One of the key themes Microsoft will hammer out at its Worldwide Partner Conference next week will be the opportunity to develop and sell solutions based on the new Windows Phone 7 platform for smartphones. The latest data from comScore Inc, a Reston, Va.-based firm dedicated to measuring digital usage trends, doesn’t help Microsoft’s pitch to partners.

ComScore on Thursday reported figures for total U.S. smartphone subscribers in May that show Microsoft, Apple, Research in Motion (RIM) and Palm all losing share to Google compared to February, the last time comScore released its metric. Microsoft’s loss of nearly two points of share was the steepest drop. The Google Android platform’s gain of four percentage points was both the largest change in absolute terms and the only positive movement among major players. Other losses of share in percentage points were Apple (-1.0), Palm (-0.6) and RIM (-0.4).

Overall percentage share for May was 41.7 percent for Blackberry-maker RIM, 24.4 percent for Apple, 13.2 percent for Microsoft, 13.0 percent for Google and 4.8 percent for Palm.

Coming as they did in May, the figures reflect neither Apple’s iPhone 4 problems, nor Microsoft’s Kin cancellation. The figures show Microsoft is severely struggling against Google, hanging onto a 0.2 percent lead in market share with all the momentum trending toward the Android platform. In November 2009, Microsoft’s share was 19.1 percent to Google’s 3.8 percent, according to comScore (a year before that, Android had no share as Google had yet to deliver it). Granted, much of Microsoft's sharp decline in share could be the fact that the existing Windows Mobile 6.x won't be compatible with Windows Phone 7, thereby further eroding the appeal of the company's existing platform.

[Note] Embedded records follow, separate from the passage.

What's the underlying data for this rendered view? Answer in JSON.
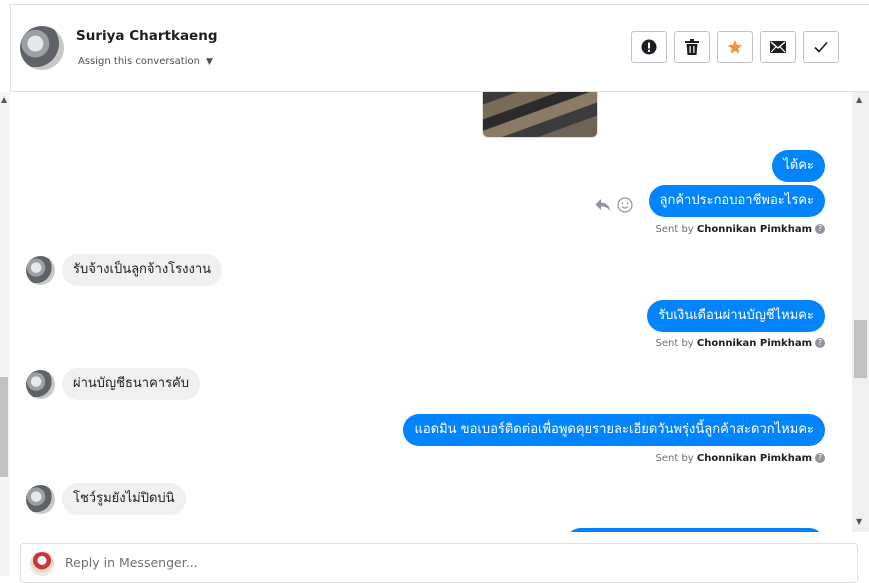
{
  "header": {
    "name": "Suriya Chartkaeng",
    "assign_label": "Assign this conversation"
  },
  "toolbar": {
    "buttons": [
      {
        "icon": "exclamation-icon"
      },
      {
        "icon": "trash-icon"
      },
      {
        "icon": "star-icon",
        "color": "#f7923b"
      },
      {
        "icon": "mail-icon"
      },
      {
        "icon": "check-icon"
      }
    ]
  },
  "messages": [
    {
      "direction": "out",
      "text": "ได้คะ"
    },
    {
      "direction": "out",
      "text": "ลูกค้าประกอบอาชีพอะไรคะ",
      "sent_by_prefix": "Sent by",
      "sent_by_name": "Chonnikan Pimkham"
    },
    {
      "direction": "in",
      "text": "รับจ้างเป็นลูกจ้างโรงงาน"
    },
    {
      "direction": "out",
      "text": "รับเงินเดือนผ่านบัญชีไหมคะ",
      "sent_by_prefix": "Sent by",
      "sent_by_name": "Chonnikan Pimkham"
    },
    {
      "direction": "in",
      "text": "ผ่านบัญชีธนาคารคับ"
    },
    {
      "direction": "out",
      "text": "แอดมิน ขอเบอร์ติดต่อเพื่อพูดคุยรายละเอียดวันพรุ่งนี้ลูกค้าสะดวกไหมคะ",
      "sent_by_prefix": "Sent by",
      "sent_by_name": "Chonnikan Pimkham"
    },
    {
      "direction": "in",
      "text": "โชว์รูมยังไม่ปิดบ่นิ"
    }
  ],
  "reply": {
    "placeholder": "Reply in Messenger..."
  },
  "colors": {
    "outgoing_bubble": "#0084ff",
    "incoming_bubble": "#f1f0f0",
    "star": "#f7923b"
  }
}
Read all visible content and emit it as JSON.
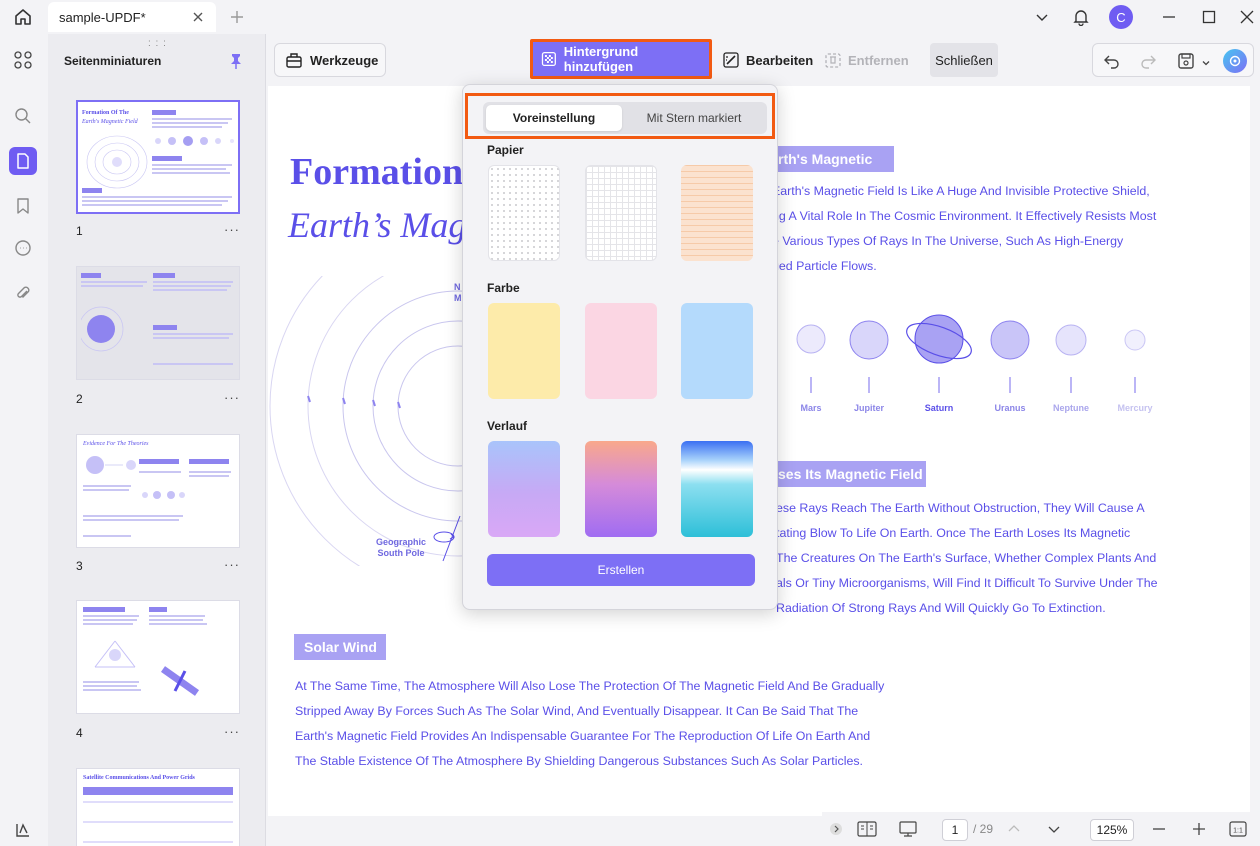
{
  "titlebar": {
    "tab_title": "sample-UPDF*",
    "avatar_letter": "C"
  },
  "sidebar": {
    "title": "Seitenminiaturen",
    "pages": [
      {
        "number": "1",
        "more": "···"
      },
      {
        "number": "2",
        "more": "···"
      },
      {
        "number": "3",
        "more": "···"
      },
      {
        "number": "4",
        "more": "···"
      }
    ]
  },
  "toolbar": {
    "werkzeuge_label": "Werkzeuge",
    "add_background_label": "Hintergrund hinzufügen",
    "edit_label": "Bearbeiten",
    "remove_label": "Entfernen",
    "close_label": "Schließen"
  },
  "popup": {
    "tab_preset": "Voreinstellung",
    "tab_starred": "Mit Stern markiert",
    "section_paper": "Papier",
    "section_color": "Farbe",
    "section_gradient": "Verlauf",
    "create_label": "Erstellen",
    "colors": {
      "yellow": "#fdebaa",
      "pink": "#fbd6e3",
      "blue": "#b4dafc",
      "accent": "#7d6ff5",
      "highlight_border": "#f25a12"
    }
  },
  "document": {
    "title": "Formation",
    "subtitle": "Earth’s Mag",
    "section1_title": "rth's Magnetic",
    "section1_lines": [
      "Earth's Magnetic Field Is Like A Huge And Invisible Protective Shield,",
      "ng A Vital Role In The Cosmic Environment. It Effectively Resists Most",
      "e Various Types Of Rays In The Universe, Such As High-Energy",
      "ged Particle Flows."
    ],
    "planets": [
      "Mars",
      "Jupiter",
      "Saturn",
      "Uranus",
      "Neptune",
      "Mercury"
    ],
    "geo_label_1": "Geographic",
    "geo_label_2": "South Pole",
    "north_label_1": "N",
    "north_label_2": "M",
    "section2_title": "ses Its Magnetic Field",
    "section2_lines": [
      "ese Rays Reach The Earth Without Obstruction, They Will Cause A",
      "tating Blow To Life On Earth. Once The Earth Loses Its Magnetic",
      " The Creatures On The Earth's Surface, Whether Complex Plants And",
      "als Or Tiny Microorganisms, Will Find It Difficult To Survive Under The",
      "Radiation Of Strong Rays And Will Quickly Go To Extinction."
    ],
    "section3_title": "Solar Wind",
    "section3_lines": [
      "At The Same Time, The Atmosphere Will Also Lose The Protection Of The Magnetic Field And Be Gradually",
      "Stripped Away By Forces Such As The Solar Wind, And Eventually Disappear. It Can Be Said That The",
      "Earth's Magnetic Field Provides An Indispensable Guarantee For The Reproduction Of Life On Earth And",
      "The Stable Existence Of The Atmosphere By Shielding Dangerous Substances Such As Solar Particles."
    ]
  },
  "bottombar": {
    "current_page": "1",
    "total_pages": "/ 29",
    "zoom": "125%"
  }
}
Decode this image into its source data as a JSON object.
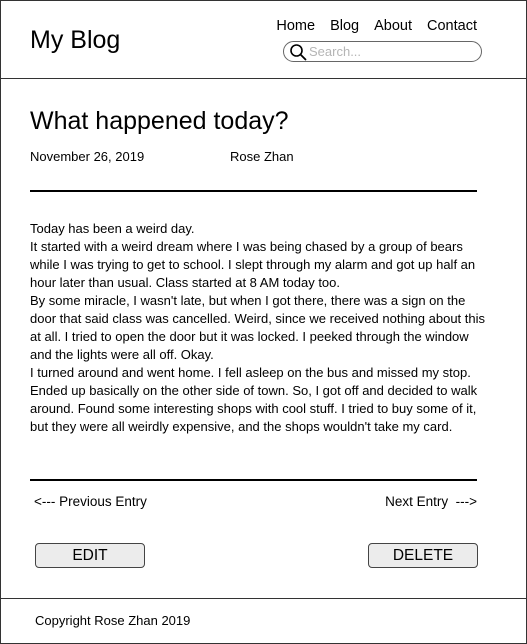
{
  "header": {
    "site_title": "My Blog",
    "nav": [
      "Home",
      "Blog",
      "About",
      "Contact"
    ],
    "search": {
      "placeholder": "Search...",
      "value": "",
      "icon": "search-icon"
    }
  },
  "post": {
    "title": "What happened today?",
    "date": "November 26, 2019",
    "author": "Rose Zhan",
    "body": [
      "Today has been a weird day.",
      "It started with a weird dream where I was being chased by a group of bears while I was trying to get to school. I slept through my alarm and got up half an hour later than usual. Class started at 8 AM today too.",
      "By some miracle, I wasn't late, but when I got there, there was a sign on the door that said class was cancelled. Weird, since we received nothing about this at all. I tried to open the door but it was locked. I peeked through the window and the lights were all off. Okay.",
      "I turned around and went home. I fell asleep on the bus and missed my stop. Ended up basically on the other side of town. So, I got off and decided to walk around. Found some interesting shops with cool stuff. I tried to buy some of it, but they were all weirdly expensive, and the shops wouldn't take my card."
    ]
  },
  "pagination": {
    "previous": "<--- Previous Entry",
    "next": "Next Entry  --->"
  },
  "actions": {
    "edit": "EDIT",
    "delete": "DELETE"
  },
  "footer": {
    "copyright": "Copyright Rose Zhan 2019"
  }
}
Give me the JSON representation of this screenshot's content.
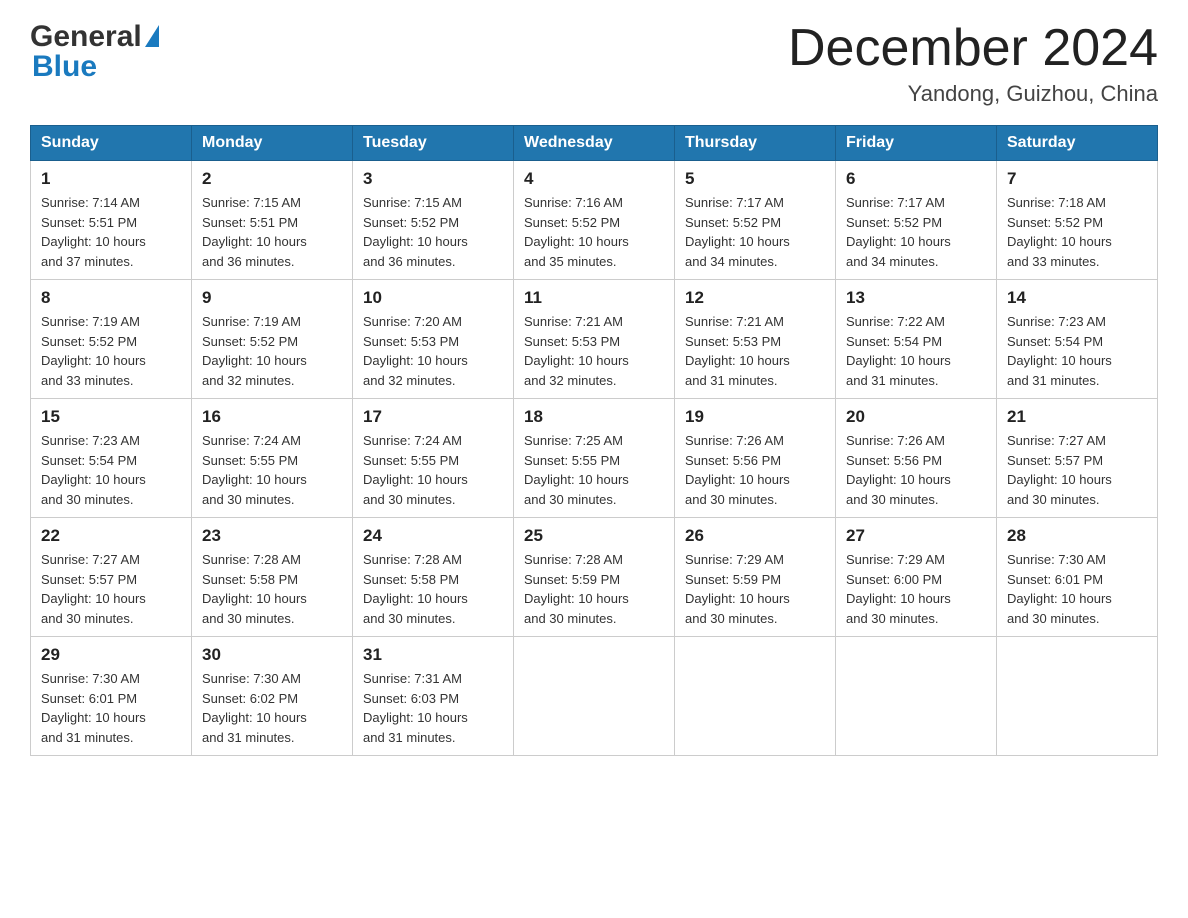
{
  "header": {
    "logo_general": "General",
    "logo_blue": "Blue",
    "month_title": "December 2024",
    "location": "Yandong, Guizhou, China"
  },
  "days_of_week": [
    "Sunday",
    "Monday",
    "Tuesday",
    "Wednesday",
    "Thursday",
    "Friday",
    "Saturday"
  ],
  "weeks": [
    [
      {
        "day": "1",
        "sunrise": "7:14 AM",
        "sunset": "5:51 PM",
        "daylight": "10 hours and 37 minutes."
      },
      {
        "day": "2",
        "sunrise": "7:15 AM",
        "sunset": "5:51 PM",
        "daylight": "10 hours and 36 minutes."
      },
      {
        "day": "3",
        "sunrise": "7:15 AM",
        "sunset": "5:52 PM",
        "daylight": "10 hours and 36 minutes."
      },
      {
        "day": "4",
        "sunrise": "7:16 AM",
        "sunset": "5:52 PM",
        "daylight": "10 hours and 35 minutes."
      },
      {
        "day": "5",
        "sunrise": "7:17 AM",
        "sunset": "5:52 PM",
        "daylight": "10 hours and 34 minutes."
      },
      {
        "day": "6",
        "sunrise": "7:17 AM",
        "sunset": "5:52 PM",
        "daylight": "10 hours and 34 minutes."
      },
      {
        "day": "7",
        "sunrise": "7:18 AM",
        "sunset": "5:52 PM",
        "daylight": "10 hours and 33 minutes."
      }
    ],
    [
      {
        "day": "8",
        "sunrise": "7:19 AM",
        "sunset": "5:52 PM",
        "daylight": "10 hours and 33 minutes."
      },
      {
        "day": "9",
        "sunrise": "7:19 AM",
        "sunset": "5:52 PM",
        "daylight": "10 hours and 32 minutes."
      },
      {
        "day": "10",
        "sunrise": "7:20 AM",
        "sunset": "5:53 PM",
        "daylight": "10 hours and 32 minutes."
      },
      {
        "day": "11",
        "sunrise": "7:21 AM",
        "sunset": "5:53 PM",
        "daylight": "10 hours and 32 minutes."
      },
      {
        "day": "12",
        "sunrise": "7:21 AM",
        "sunset": "5:53 PM",
        "daylight": "10 hours and 31 minutes."
      },
      {
        "day": "13",
        "sunrise": "7:22 AM",
        "sunset": "5:54 PM",
        "daylight": "10 hours and 31 minutes."
      },
      {
        "day": "14",
        "sunrise": "7:23 AM",
        "sunset": "5:54 PM",
        "daylight": "10 hours and 31 minutes."
      }
    ],
    [
      {
        "day": "15",
        "sunrise": "7:23 AM",
        "sunset": "5:54 PM",
        "daylight": "10 hours and 30 minutes."
      },
      {
        "day": "16",
        "sunrise": "7:24 AM",
        "sunset": "5:55 PM",
        "daylight": "10 hours and 30 minutes."
      },
      {
        "day": "17",
        "sunrise": "7:24 AM",
        "sunset": "5:55 PM",
        "daylight": "10 hours and 30 minutes."
      },
      {
        "day": "18",
        "sunrise": "7:25 AM",
        "sunset": "5:55 PM",
        "daylight": "10 hours and 30 minutes."
      },
      {
        "day": "19",
        "sunrise": "7:26 AM",
        "sunset": "5:56 PM",
        "daylight": "10 hours and 30 minutes."
      },
      {
        "day": "20",
        "sunrise": "7:26 AM",
        "sunset": "5:56 PM",
        "daylight": "10 hours and 30 minutes."
      },
      {
        "day": "21",
        "sunrise": "7:27 AM",
        "sunset": "5:57 PM",
        "daylight": "10 hours and 30 minutes."
      }
    ],
    [
      {
        "day": "22",
        "sunrise": "7:27 AM",
        "sunset": "5:57 PM",
        "daylight": "10 hours and 30 minutes."
      },
      {
        "day": "23",
        "sunrise": "7:28 AM",
        "sunset": "5:58 PM",
        "daylight": "10 hours and 30 minutes."
      },
      {
        "day": "24",
        "sunrise": "7:28 AM",
        "sunset": "5:58 PM",
        "daylight": "10 hours and 30 minutes."
      },
      {
        "day": "25",
        "sunrise": "7:28 AM",
        "sunset": "5:59 PM",
        "daylight": "10 hours and 30 minutes."
      },
      {
        "day": "26",
        "sunrise": "7:29 AM",
        "sunset": "5:59 PM",
        "daylight": "10 hours and 30 minutes."
      },
      {
        "day": "27",
        "sunrise": "7:29 AM",
        "sunset": "6:00 PM",
        "daylight": "10 hours and 30 minutes."
      },
      {
        "day": "28",
        "sunrise": "7:30 AM",
        "sunset": "6:01 PM",
        "daylight": "10 hours and 30 minutes."
      }
    ],
    [
      {
        "day": "29",
        "sunrise": "7:30 AM",
        "sunset": "6:01 PM",
        "daylight": "10 hours and 31 minutes."
      },
      {
        "day": "30",
        "sunrise": "7:30 AM",
        "sunset": "6:02 PM",
        "daylight": "10 hours and 31 minutes."
      },
      {
        "day": "31",
        "sunrise": "7:31 AM",
        "sunset": "6:03 PM",
        "daylight": "10 hours and 31 minutes."
      },
      null,
      null,
      null,
      null
    ]
  ],
  "labels": {
    "sunrise_prefix": "Sunrise: ",
    "sunset_prefix": "Sunset: ",
    "daylight_prefix": "Daylight: "
  }
}
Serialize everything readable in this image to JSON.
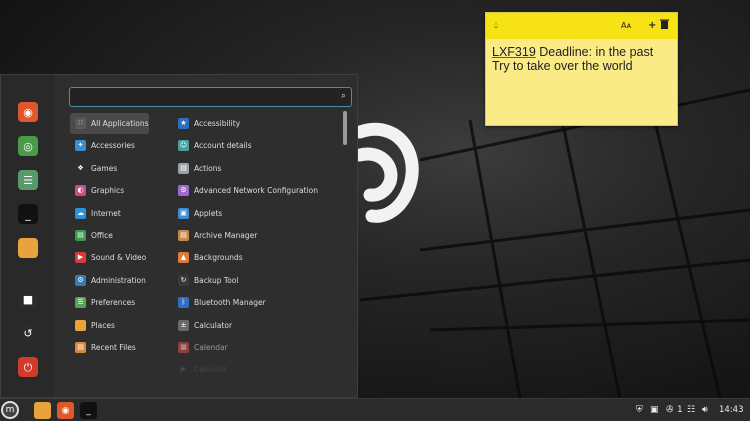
{
  "note": {
    "tag": "LXF319",
    "line1_rest": " Deadline: in the past",
    "line2": "Try to take over the world",
    "icons": [
      "drop-icon",
      "font-size-icon",
      "plus-icon",
      "trash-icon"
    ]
  },
  "menu": {
    "search": {
      "value": "",
      "placeholder": ""
    },
    "favorites": [
      {
        "name": "firefox-icon",
        "color": "#e0582a"
      },
      {
        "name": "software-manager-icon",
        "color": "#4a9a4a"
      },
      {
        "name": "settings-manager-icon",
        "color": "#5a9a6a"
      },
      {
        "name": "terminal-icon",
        "color": "#111111"
      },
      {
        "name": "files-folder-icon",
        "color": "#e8a33c"
      },
      {
        "name": "lock-screen-icon",
        "color": "#2b2b2b"
      },
      {
        "name": "logout-icon",
        "color": "#2b2b2b"
      },
      {
        "name": "power-icon",
        "color": "#d23a2a"
      }
    ],
    "categories": [
      {
        "label": "All Applications",
        "icon": "grid-icon",
        "color": "#5a5a5a"
      },
      {
        "label": "Accessories",
        "icon": "accessories-icon",
        "color": "#3a8fd0"
      },
      {
        "label": "Games",
        "icon": "gamepad-icon",
        "color": "#2e2e2e"
      },
      {
        "label": "Graphics",
        "icon": "graphics-icon",
        "color": "#d04a8a"
      },
      {
        "label": "Internet",
        "icon": "internet-icon",
        "color": "#2f8fd8"
      },
      {
        "label": "Office",
        "icon": "office-icon",
        "color": "#3a9a4a"
      },
      {
        "label": "Sound & Video",
        "icon": "sound-video-icon",
        "color": "#d83a3a"
      },
      {
        "label": "Administration",
        "icon": "administration-icon",
        "color": "#3a7ab0"
      },
      {
        "label": "Preferences",
        "icon": "preferences-icon",
        "color": "#5aa05a"
      },
      {
        "label": "Places",
        "icon": "folder-icon",
        "color": "#e8a33c"
      },
      {
        "label": "Recent Files",
        "icon": "recent-files-icon",
        "color": "#d88a3a"
      }
    ],
    "apps": [
      {
        "label": "Accessibility",
        "icon": "accessibility-icon",
        "color": "#2f6fc0"
      },
      {
        "label": "Account details",
        "icon": "account-details-icon",
        "color": "#4aa0a0"
      },
      {
        "label": "Actions",
        "icon": "actions-icon",
        "color": "#9aa0a8"
      },
      {
        "label": "Advanced Network Configuration",
        "icon": "network-config-icon",
        "color": "#a06ad0"
      },
      {
        "label": "Applets",
        "icon": "applets-icon",
        "color": "#3a8fd8"
      },
      {
        "label": "Archive Manager",
        "icon": "archive-manager-icon",
        "color": "#c88a4a"
      },
      {
        "label": "Backgrounds",
        "icon": "backgrounds-icon",
        "color": "#e07a3a"
      },
      {
        "label": "Backup Tool",
        "icon": "backup-tool-icon",
        "color": "#3a3a3a"
      },
      {
        "label": "Bluetooth Manager",
        "icon": "bluetooth-icon",
        "color": "#2f6fc0"
      },
      {
        "label": "Calculator",
        "icon": "calculator-icon",
        "color": "#6a6a6a"
      },
      {
        "label": "Calendar",
        "icon": "calendar-icon",
        "color": "#d04a4a"
      },
      {
        "label": "Celluloid",
        "icon": "celluloid-icon",
        "color": "#3a3a6a"
      }
    ]
  },
  "taskbar": {
    "pinned": [
      {
        "name": "mint-menu-icon",
        "color": "#555555"
      },
      {
        "name": "files-folder-icon",
        "color": "#e8a33c"
      },
      {
        "name": "firefox-icon",
        "color": "#e0582a"
      },
      {
        "name": "terminal-icon",
        "color": "#111111"
      }
    ],
    "notification_count": "1",
    "clock": "14:43"
  }
}
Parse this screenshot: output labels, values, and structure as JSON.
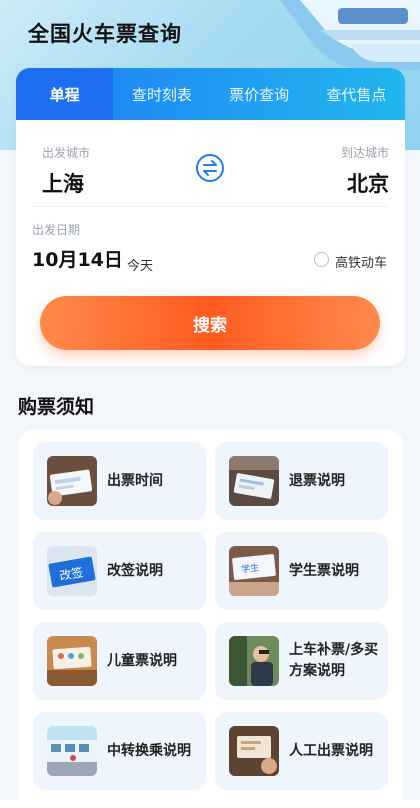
{
  "app": {
    "title": "全国火车票查询"
  },
  "tabs": [
    {
      "label": "单程"
    },
    {
      "label": "查时刻表"
    },
    {
      "label": "票价查询"
    },
    {
      "label": "查代售点"
    }
  ],
  "route": {
    "from_label": "出发城市",
    "from_city": "上海",
    "to_label": "到达城市",
    "to_city": "北京"
  },
  "date": {
    "label": "出发日期",
    "value": "10月14日",
    "relative": "今天"
  },
  "high_speed_filter": {
    "label": "高铁动车",
    "checked": false
  },
  "search": {
    "label": "搜索"
  },
  "notice": {
    "title": "购票须知",
    "items": [
      {
        "label": "出票时间"
      },
      {
        "label": "退票说明"
      },
      {
        "label": "改签说明"
      },
      {
        "label": "学生票说明"
      },
      {
        "label": "儿童票说明"
      },
      {
        "label": "上车补票/多买方案说明"
      },
      {
        "label": "中转换乘说明"
      },
      {
        "label": "人工出票说明"
      }
    ],
    "thumb_text_change": "改签",
    "thumb_text_student": "学生"
  },
  "colors": {
    "accent_blue": "#1f7df5",
    "search_orange": "#ff5b1f"
  }
}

Nevertheless, Microsoft's poor showing further pressures the company to deliver not only a hit, but a grand slam, with the Windows Phone 7. Are you waiting to see what Microsoft delivers for partners in Windows Phone 7, or are you moving the mobile aspects of your business to other platforms? Let me know at sbekker@rcpmag.com.

Posted by Scott Bekker on July 09, 2010 at 11:58 AM